The ROM’s New Rock Star: Meet Zuul the Dinosaur, Destroyer of Shins
Toronto museum visitors will get a glimpse of an amazing find: The most complete armour-plated dinosaur to be discovered on record. But getting Zuul crurivastator into the public eye was a complicated undertaking. Here’s how it was done.
Some dinosaur fossils – particularly the sharp-toothed, carnivorous kind – evoke a delicious sense of terror when viewed from behind a display-case glass. Who can stare at that rapacious reptilian grin and not wonder: “What if I had to face a live one of those?”
When visitors line up this week to catch a glimpse of the latest dinosaur acquired by the Royal Ontario Museum in Toronto, the feeling they are more likely to experience is respect.
While imposing to behold, the armour-plated reptile known as Zuul crurivastator was, nonetheless, an herbivore that munched peacefully on ferns and other plant stuff during the late Cretaceous period, about 76 million years ago. But it played a mean game of defence, thanks to the crushingly powerful bony club it wielded at the end of its long, muscular tail. That accounts for the second part of the creature’s scientific name, which is Latin for “shin destroyer.” (The first part, Zuul, is the name of a demonic beast in the original Ghostbusters movie, to which the dinosaur bears a passing resemblance.)
Judging by how many carnivorous dinosaurs have been unearthed with battered leg bones, it’s fair to assume that such a feature was not just for show. In the context of this week’s news, one imagines that tail swinging with a menacing force, rather like the paleo-equivalent of a U.S. House Speaker’s gavel keeping an angry president in check.
Zuul is a form of armoured dinosaur that paleontologists call Ankylosaurs. They are relatively rare, making up about 5 per cent of dinosaur finds. Zuul is even rarer, because it is a nearly complete specimen, including head and tail.
The evidence suggests it may have drowned in an ancient river and was buried on the sandy bottom rather quickly in successive floods during what would have been frequent tropical storms.
Because of its catchy name and dramatic backstory, Zuul now seems destined for a busy second life as a crowd-pleaser. But its public debut also marks the beginning of a behind-the-scenes scientific investigation that could ultimately reveal far more about dinosaurs than meets the museum-goer’s eye.
The reason for this has to do with the circumstances in which Zuul was discovered in 2016, when a team of professional fossil hunters working in northern Montana struck the end of its tail with a mechanical excavator. While this caused a bit of minor damage, it was a small price to pay for an unexpected find. At that point, the team was already working many metres deep into hard rock, where they were busy extracting another dinosaur specimen. Without that lucky strike, no one would ever have known Zuul was there.

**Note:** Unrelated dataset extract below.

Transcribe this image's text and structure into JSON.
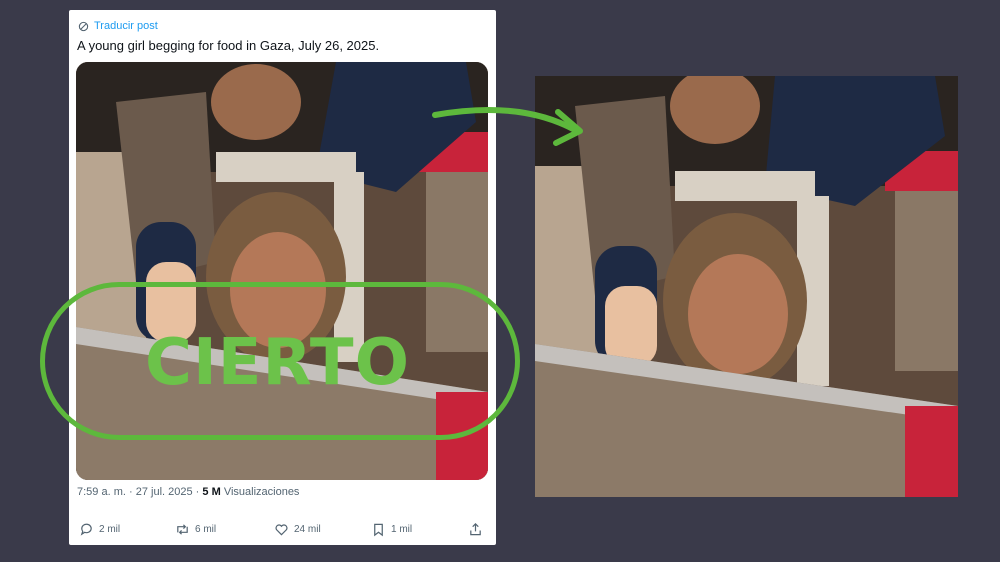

“They found it thousands of years before it would have naturally eroded out,” says David Evans, a paleontologist and senior curator at the ROM. “And the fact that they found it so deep means it’s really well-preserved.”
In practical terms, Zuul’s remains are remarkably unweathered and untouched by plant roots, or unaffected by ice ages and the countless frosts and spring thaws that have played out above its rock coffin for so many millions of years. That makes Zuul a golden opportunity for scientists looking to extract any remaining organic material that is preserved along with dinosaur bones.
Until recently, such an idea was considered a fantasy, as unrealistic at the premise behind Jurassic Park, in which dinosaurs are brought back to life through their preserved DNA. Today, dino-DNA remains an unrealizable goal, owing to the fragility of the DNA molecule over geologic time. But what some exceptional dinosaur specimens may offer are traces of proteins that can be recovered from mineralized skin and bone and analyzed to reveal evolutionary details about the long-lost Age of Reptiles.
“We’ve got reams of data from multiple labs that tell us proteins can persist,” said Mary Schweitzer, a professor at North Carolina State University and a pioneer in the still-emerging field of molecular paleontology. “The question now is how can we access the information locked in the rock record?”
Dr. Schweitzer was part of a team that published a surprising report in the journal Nature last week, showing evidence for soft-tissue preservation in a 180-million-year-old marine reptile. Zuul is less than half as old and beautifully preserved. While it’s not yet known whether it may yield any traces of protein, Dr. Schweitzer said there is every reason to try.
In particular, she said, the dense cortical bones, at the ends of Zuul’s large limbs, where blood vessels are concentrated, would represent a prime location for proteins to linger.
Meanwhile, once scientists cut into the massive block of sandstone containing Zuul, they found not only a near-complete skeleton, but fossilized bones and debris from many other species of animals and plants. In some cases, the tiny holes in fossilized leaves are so well-defined that it should be possible to say something about the insects that ate them based on the shapes of the minute bite marks they carry.
“It isn’t just Zuul,” Dr. Evans said. “It’s basically a whole world preserved.”